I know a few things. I suspect many more. Some of the things I know are disguised as wisdom. These things are more the result of my longevity than my intelligence, but I do want to share them with you in the hopes that they will make your life better.

Turn down the bass on your car stereo. If your friends refuse to follow your fine example, think seriously about a career as an audiologist. I am betting that you will have all the business you can handle and you should make some big bucks.

Floss regularly. Just trust me on this one. It is one of those &uot;because I said so&uot; things.

Listen to the birds sing. It is good for your blood pressure and our feathered friends appreciate an audience. This practice will make you a good listener and people like a good listener.

Learn as much as you can as soon as you can about everything. People who know everything take the pressure off the rest of us.

Shoes that are not comfortable are not worth wearing.

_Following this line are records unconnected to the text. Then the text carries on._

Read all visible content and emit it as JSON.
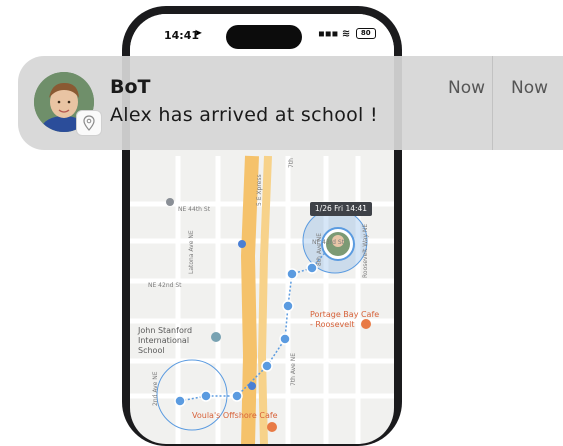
{
  "status_bar": {
    "time": "14:41",
    "battery": "80"
  },
  "notification": {
    "app_name": "BoT",
    "message": "Alex has arrived at school !",
    "timestamp_1": "Now",
    "timestamp_2": "Now"
  },
  "map": {
    "tooltip": "1/26 Fri 14:41",
    "street_labels": [
      "NE 44th St",
      "NE 43rd St",
      "NE 42nd St",
      "5 E Xpress",
      "Roosevelt Way NE",
      "7th Ave NE",
      "2nd Ave NE",
      "Latona Ave NE",
      "8th Ave NE",
      "7th"
    ],
    "pois": {
      "portage_bay": "Portage Bay Cafe - Roosevelt",
      "school": "John Stanford International School",
      "offshore": "Voula's Offshore Cafe"
    },
    "colors": {
      "route": "#5b9be0",
      "freeway": "#f5c26b",
      "poi": "#d7623a"
    }
  }
}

A favorite sweatshirt is always worth keeping.

You will need all the brains you can get, so borrow some by reading a lot.

There are many things worse than a big pimple on prom night. Most of the things that we worry about are not worth worrying about. My mother told me that worrying is like rocking in a chair. It gives you something to do, but it doesn’t get you anywhere.

Don’t be like my neighbor who loves his wife so much that he almost told her once. Tell loved ones that you love them. They will love you for it.

Plant a garden. It will grow on you. A garden is a good excuse to smell like dirt.

Don’t become another Geraldo. I don’t think I have to elaborate on this.

Pay your parking tickets promptly.

Try to become the kind of person that your grandmother and your dog think you are. They are gifted with the ability to see true potential.

Each one of you surprised someone by graduating. Someone never thought it would happen.

Congratulations. Keep surprising folks.

Hartland resident Al Batt writes columns for the Wednesday and Sunday editions of the Tribune.